To say that money is more valuable than bullion or the standard, is to say that bullion is selling in the market under the mint price. It can therefore be purchased, coined, and issued as money, with a profit equal to the difference between the market and mint prices. The mint price of gold is 3l. 17s. 10½d. If, from increasing opulence, more commodities came to be bought and sold, the first effect would be that the value of money would rise. Instead of 3l. 17s. 10½d. of coined money being equal in value to an ounce of gold, 3l. 15s. 0d. might be equal to that value; and therefore a profit of 2s. 10½d. might be made on every ounce of gold that was carried to the mint to be coined. This profit, however, could not long continue; for the quantity of money which, by these means, would be added to the circulation, would sink its value, whilst the diminishing quantity of bullion in the market would also tend to raise the value of bullion to that of coin: from one or both these causes a perfect equality in their value could not fail to be soon restored.
It appears then, that, if the increase in the circulation were supplied by means of coin, the value both of bullion and money would, for a time at least, even after they had found their level, be higher than before; a circumstance which though often unavoidable, is inconvenient, as it affects all former contracts. This inconvenience is wholly got rid of, by the issue of paper money; for, in that case, there will be no additional demand for bullion; consequently its value will continue unaltered; and the new paper money, as well as the old, will conform to that value.
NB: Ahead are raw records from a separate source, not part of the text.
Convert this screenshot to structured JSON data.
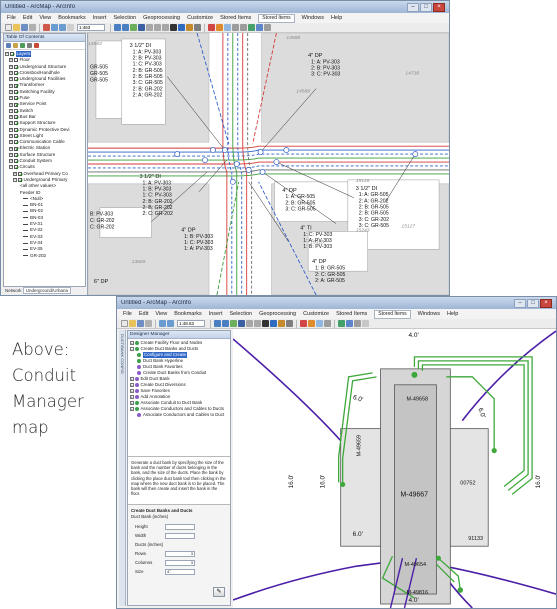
{
  "window1": {
    "title": "Untitled - ArcMap - ArcInfo",
    "menu": [
      "File",
      "Edit",
      "View",
      "Bookmarks",
      "Insert",
      "Selection",
      "Geoprocessing",
      "Customize",
      "Stored Items",
      "Windows",
      "Help"
    ],
    "stored_items_value": "Stored Items",
    "scale": "1:463",
    "toc": {
      "title": "Table Of Contents",
      "items": [
        "Layers",
        "Floor",
        "Underground Structure",
        "Crossbox/Handhole",
        "Underground Facilities",
        "Transformer",
        "Switching Facility",
        "Fuse",
        "Service Point",
        "Switch",
        "Bus Bar",
        "Support Structure",
        "Dynamic Protective Devi",
        "Street Light",
        "Communication Cable",
        "Electric Station",
        "Surface Structure",
        "Conduit System",
        "Circuits",
        "Overhead Primary Co",
        "Underground Primary",
        "<all other values>",
        "Feeder ID",
        "<Null>",
        "BN-01",
        "BN-02",
        "BN-03",
        "EV-31",
        "EV-32",
        "EV-33",
        "EV-34",
        "EV-35",
        "GR-202"
      ]
    },
    "status": {
      "label": "Network",
      "value": "Underground/Urbana"
    },
    "map": {
      "tags": [
        "14583",
        "14588",
        "14738",
        "14588",
        "15126",
        "13669",
        "15243",
        "15326",
        "15127"
      ],
      "labels_conduit": [
        {
          "head": "3 1/2\" DI",
          "lines": [
            "1: A: PV-303",
            "2: B: PV-303",
            "1: C: PV-303",
            "2: B: GR-505",
            "2: B: GR-505",
            "3: C: GR-505",
            "2: B: GR-202",
            "2: A: GR-202"
          ]
        },
        {
          "head": "4\" DP",
          "lines": [
            "1: A: PV-303",
            "2: B: PV-303",
            "3: C: PV-303"
          ]
        },
        {
          "head": "3 1/2\" DI",
          "lines": [
            "1: A: PV-303",
            "1: B: PV-303",
            "1: C: PV-303",
            "2: B: GR-202",
            "2: B: GR-202",
            "2: C: GR-202"
          ]
        },
        {
          "head": "4\" DP",
          "lines": [
            "1: A: GR-505",
            "2: B: GR-505",
            "3: C: GR-505"
          ]
        },
        {
          "head": "3 1/2\" DI",
          "lines": [
            "1: A: GR-505",
            "2: A: GR-202",
            "2: B: GR-505",
            "2: B: GR-505",
            "3: C: GR-202",
            "3: C: GR-505"
          ]
        },
        {
          "head": "4\" TI",
          "lines": [
            "1: C: PV-303",
            "1: A: PV-303",
            "1: B: PV-303"
          ]
        },
        {
          "head": "4\" DP",
          "lines": [
            "1: B: PV-303",
            "1: C: PV-303",
            "1: A: PV-303"
          ]
        },
        {
          "head": "4\" DP",
          "lines": [
            "1: B: GR-505",
            "2: C: GR-505",
            "2: A: GR-505"
          ]
        },
        {
          "head": "6\" DP",
          "lines": []
        }
      ],
      "left_block": [
        "B: PV-303",
        "C: GR-202",
        "C: GR-202"
      ],
      "top_left_partial": [
        "GR-505",
        "GR-505",
        "GR-505"
      ]
    }
  },
  "caption": {
    "lines": [
      "Above:",
      "Conduit",
      "Manager",
      "map"
    ]
  },
  "window2": {
    "title": "Untitled - ArcMap - ArcInfo",
    "menu": [
      "File",
      "Edit",
      "View",
      "Bookmarks",
      "Insert",
      "Selection",
      "Geoprocessing",
      "Customize",
      "Stored Items",
      "Windows",
      "Help"
    ],
    "stored_items_value": "Stored Items",
    "scale": "1:48.63",
    "side_tab": "DUCT/BANK CONFIG",
    "designer": {
      "title": "Designer Manager",
      "tree": [
        {
          "label": "Create Facility Floor and Nodes",
          "color": "#3aa04a",
          "level": 0
        },
        {
          "label": "Create Duct Banks and Ducts",
          "color": "#3aa04a",
          "level": 0
        },
        {
          "label": "Configure and Create",
          "color": "#3aa04a",
          "level": 1,
          "selected": true
        },
        {
          "label": "Duct Bank Hyperline",
          "color": "#3aa04a",
          "level": 1
        },
        {
          "label": "Duct Bank Favorites",
          "color": "#8a5cc7",
          "level": 1
        },
        {
          "label": "Create Duct Banks from Conduit",
          "color": "#8a5cc7",
          "level": 1
        },
        {
          "label": "Edit Duct Bank",
          "color": "#8a5cc7",
          "level": 0
        },
        {
          "label": "Create Duct Diversions",
          "color": "#8a5cc7",
          "level": 0
        },
        {
          "label": "Save Favorites",
          "color": "#8a5cc7",
          "level": 0
        },
        {
          "label": "Add Annotation",
          "color": "#8a5cc7",
          "level": 0
        },
        {
          "label": "Associate Conduit to Duct Bank",
          "color": "#3aa04a",
          "level": 0
        },
        {
          "label": "Associate Conductors and Cables to Ducts",
          "color": "#3aa04a",
          "level": 0
        },
        {
          "label": "Associate Conductors and Cables to Duct",
          "color": "#8a5cc7",
          "level": 1
        }
      ],
      "description": "Generate a duct bank by specifying the size of the bank and the number of ducts belonging in the bank, and the size of the ducts. Place the bank by clicking the place duct bank tool then clicking in the map where the new duct bank is to be placed. The bank will then create and insert the bank in the floor.",
      "form": {
        "title": "Create Duct Banks and Ducts",
        "subtitle": "Duct Bank (inches)",
        "fields": [
          {
            "label": "Height",
            "value": ""
          },
          {
            "label": "Width",
            "value": ""
          },
          {
            "label": "Ducts (inches)",
            "value": null
          },
          {
            "label": "Rows",
            "value": "3"
          },
          {
            "label": "Columns",
            "value": "3"
          },
          {
            "label": "Size",
            "value": "4\""
          }
        ]
      }
    },
    "map": {
      "dims": [
        "6.0'",
        "6.0'",
        "6.0'",
        "16.0'",
        "16.0'",
        "16.0'",
        "4.0'",
        "4.0'"
      ],
      "tags": [
        "M-49667",
        "M-49658",
        "M-49659",
        "M-49654",
        "M-49816",
        "00752",
        "00753",
        "91133"
      ]
    }
  }
}
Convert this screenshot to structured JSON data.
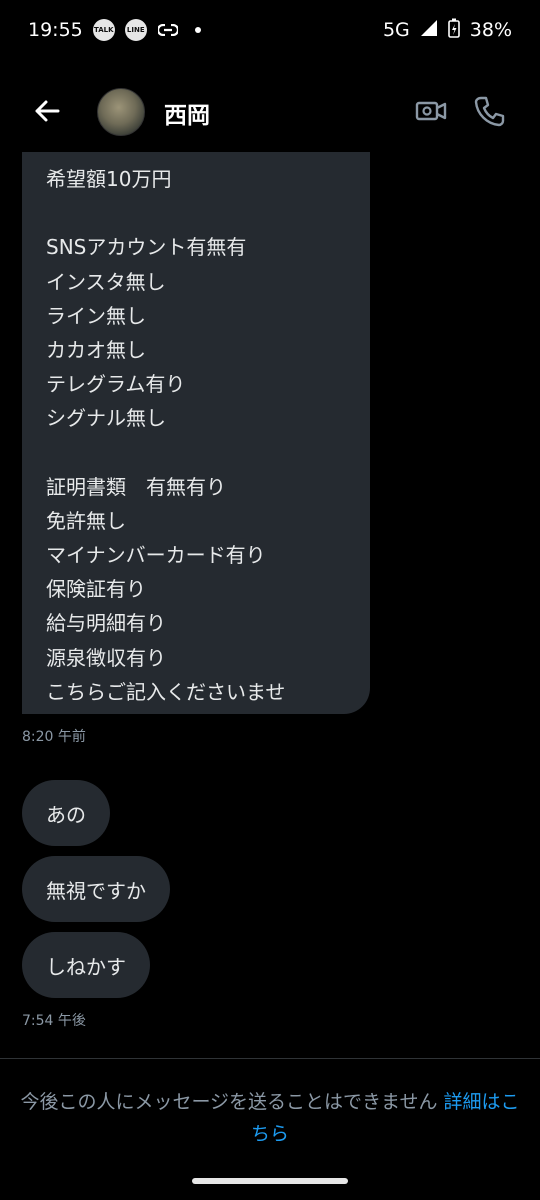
{
  "status_bar": {
    "time": "19:55",
    "notif_icons": [
      "TALK",
      "LINE"
    ],
    "network": "5G",
    "battery": "38%"
  },
  "header": {
    "contact_name": "西岡",
    "back_icon": "arrow-left-icon",
    "video_icon": "video-camera-icon",
    "call_icon": "phone-icon"
  },
  "messages": {
    "long_message_lines": [
      "希望額10万円",
      "",
      "SNSアカウント有無有",
      "インスタ無し",
      "ライン無し",
      "カカオ無し",
      "テレグラム有り",
      "シグナル無し",
      "",
      "証明書類　有無有り",
      "免許無し",
      "マイナンバーカード有り",
      "保険証有り",
      "給与明細有り",
      "源泉徴収有り",
      "こちらご記入くださいませ"
    ],
    "time_1": "8:20 午前",
    "short_messages": [
      "あの",
      "無視ですか",
      "しねかす"
    ],
    "time_2": "7:54 午後"
  },
  "footer": {
    "notice_text": "今後この人にメッセージを送ることはできません ",
    "notice_link": "詳細はこちら"
  },
  "colors": {
    "background": "#000000",
    "bubble": "#252a30",
    "link": "#1d9bf0",
    "muted_text": "#8b98a5"
  }
}
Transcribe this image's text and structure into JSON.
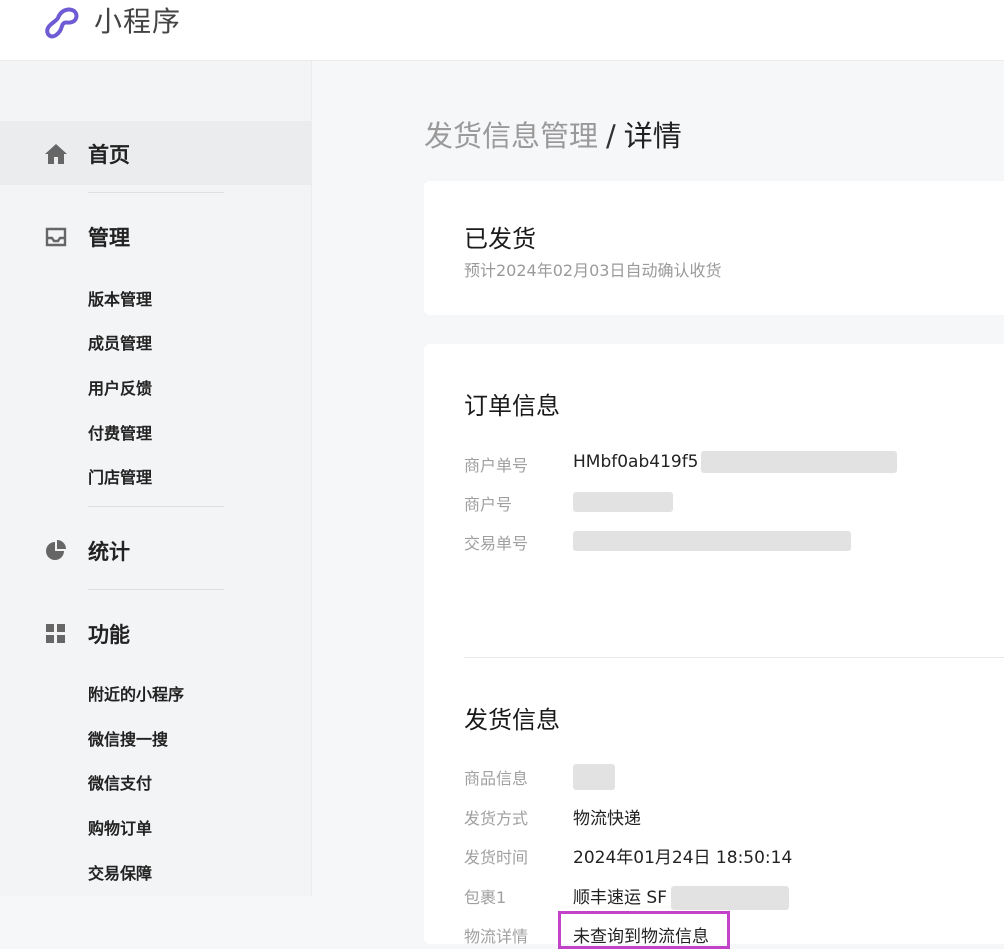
{
  "app": {
    "title": "小程序"
  },
  "sidebar": {
    "groups": [
      {
        "label": "首页",
        "icon": "home-icon",
        "items": []
      },
      {
        "label": "管理",
        "icon": "inbox-icon",
        "items": [
          "版本管理",
          "成员管理",
          "用户反馈",
          "付费管理",
          "门店管理"
        ]
      },
      {
        "label": "统计",
        "icon": "pie-chart-icon",
        "items": []
      },
      {
        "label": "功能",
        "icon": "grid-icon",
        "items": [
          "附近的小程序",
          "微信搜一搜",
          "微信支付",
          "购物订单",
          "交易保障"
        ]
      }
    ]
  },
  "breadcrumb": {
    "parent": "发货信息管理",
    "separator": "/",
    "current": "详情"
  },
  "status": {
    "title": "已发货",
    "subtitle": "预计2024年02月03日自动确认收货"
  },
  "order_info": {
    "title": "订单信息",
    "rows": [
      {
        "label": "商户单号",
        "value": "HMbf0ab419f5"
      },
      {
        "label": "商户号",
        "value": ""
      },
      {
        "label": "交易单号",
        "value": ""
      }
    ]
  },
  "shipping_info": {
    "title": "发货信息",
    "rows": [
      {
        "label": "商品信息",
        "value": ""
      },
      {
        "label": "发货方式",
        "value": "物流快递"
      },
      {
        "label": "发货时间",
        "value": "2024年01月24日 18:50:14"
      },
      {
        "label": "包裹1",
        "value": "顺丰速运 SF"
      },
      {
        "label": "物流详情",
        "value": "未查询到物流信息"
      }
    ]
  },
  "colors": {
    "brand": "#6f5bd3",
    "highlight": "#c243c8",
    "sidebar_bg": "#f3f4f6"
  }
}
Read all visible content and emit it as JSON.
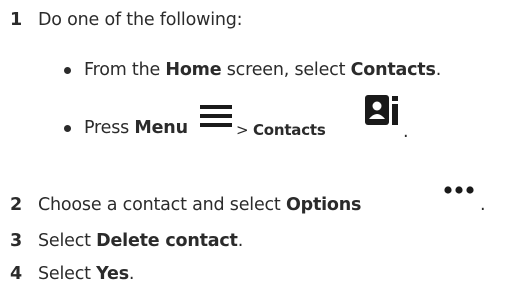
{
  "steps": [
    {
      "number": "1",
      "text": "Do one of the following:",
      "options": [
        {
          "pre": "From the ",
          "b1": "Home",
          "mid": " screen, select ",
          "b2": "Contacts",
          "post": "."
        },
        {
          "pre": "Press ",
          "b1": "Menu",
          "icon1": "menu-icon",
          "mid": " > ",
          "b2": "Contacts",
          "icon2": "contacts-icon",
          "post": "."
        }
      ]
    },
    {
      "number": "2",
      "pre": "Choose a contact and select ",
      "bold": "Options",
      "icon": "more-options-icon",
      "post": "."
    },
    {
      "number": "3",
      "pre": "Select ",
      "bold": "Delete contact",
      "post": "."
    },
    {
      "number": "4",
      "pre": "Select ",
      "bold": "Yes",
      "post": "."
    }
  ]
}
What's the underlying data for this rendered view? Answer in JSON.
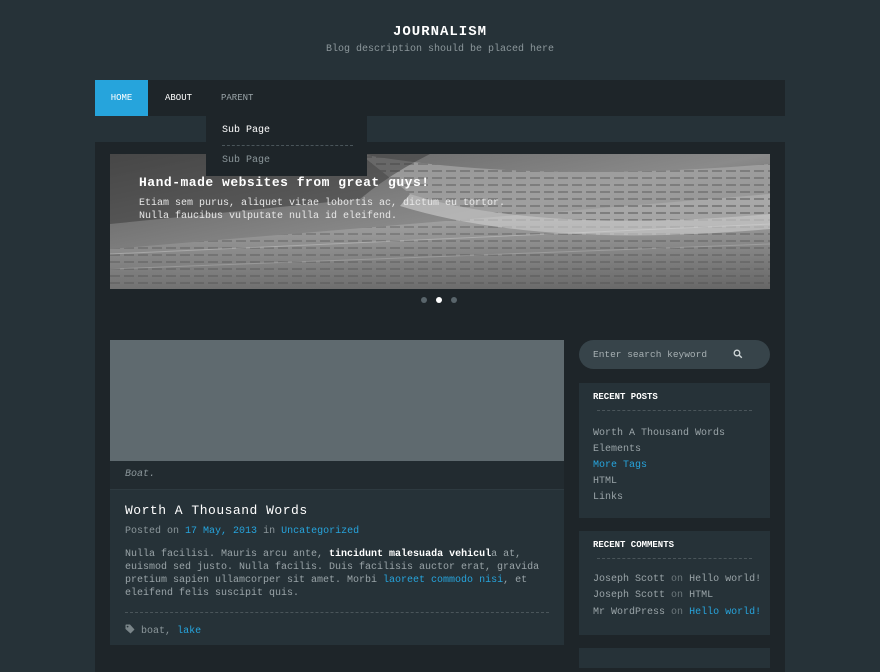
{
  "site": {
    "title": "JOURNALISM",
    "description": "Blog description should be placed here"
  },
  "nav": {
    "home": "HOME",
    "about": "ABOUT",
    "parent": "PARENT",
    "dropdown": [
      "Sub Page",
      "Sub Page"
    ]
  },
  "slider": {
    "title": "Hand-made websites from great guys!",
    "text": "Etiam sem purus, aliquet vitae lobortis ac, dictum eu tortor. Nulla faucibus vulputate nulla id eleifend.",
    "dots_count": 3,
    "active_dot": 1
  },
  "post": {
    "caption": "Boat.",
    "title": "Worth A Thousand Words",
    "meta_prefix": "Posted on",
    "date": "17 May, 2013",
    "meta_in": "in",
    "category": "Uncategorized",
    "body_1": "Nulla facilisi. Mauris arcu ante, ",
    "body_bold": "tincidunt malesuada vehicul",
    "body_2": "a at, euismod sed justo. Nulla facilis. Duis facilisis auctor erat, gravida pretium sapien ullamcorper sit amet. Morbi ",
    "body_link": "laoreet commodo nisi",
    "body_3": ", et eleifend felis suscipit quis.",
    "tag_1": "boat",
    "tag_sep": ",",
    "tag_2": "lake"
  },
  "search": {
    "placeholder": "Enter search keyword"
  },
  "recent_posts": {
    "title": "RECENT POSTS",
    "items": [
      "Worth A Thousand Words",
      "Elements",
      "More Tags",
      "HTML",
      "Links"
    ]
  },
  "recent_comments": {
    "title": "RECENT COMMENTS",
    "on": "on",
    "items": [
      {
        "author": "Joseph Scott",
        "post": "Hello world!"
      },
      {
        "author": "Joseph Scott",
        "post": "HTML"
      },
      {
        "author": "Mr WordPress",
        "post": "Hello world!"
      }
    ]
  },
  "colors": {
    "accent": "#26a4dc",
    "background": "#263238",
    "panel": "#1e2529",
    "text": "#9aa4a8"
  },
  "icons": [
    "search-icon",
    "tag-icon"
  ]
}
Besides, then, all the other advantages attending the use of paper money; by the judicious management of the quantity, a degree of uniformity, which is by no other means attainable, is secured to the value of the circulating medium in which all payments are made.
The value of money and the amount of payments remaining the same, the quantity of money required must depend on the degree of economy practised in the use of it. If no payments were made by checks on bankers; by means of which money is merely written off one account and added to another, and that to the amount of millions daily, with few or no bank notes or coin passing; it is obvious that considerably more currency would be required, or, which is the same in its effects, the same money would pass at a greatly increased value, and would therefore be adequate to the additional amount of payments.
Whenever merchants, then, have a want of confidence in each other, which disinclines them to deal on credit, or to accept in payment each other’s checks, notes, or bills; more money, whether it be paper or metallic money, is in demand; and the advantage of a paper circulation, when established on correct principles, is, that this additional quantity can be presently supplied without occasioning any variation in the value of the whole currency, either as compared with bullion or with any other commodity; whereas, with a system of metallic currency, this additional quantity cannot be so readily supplied, and when it is finally supplied, the whole of the currency, as well as bullion, has acquired an increased value.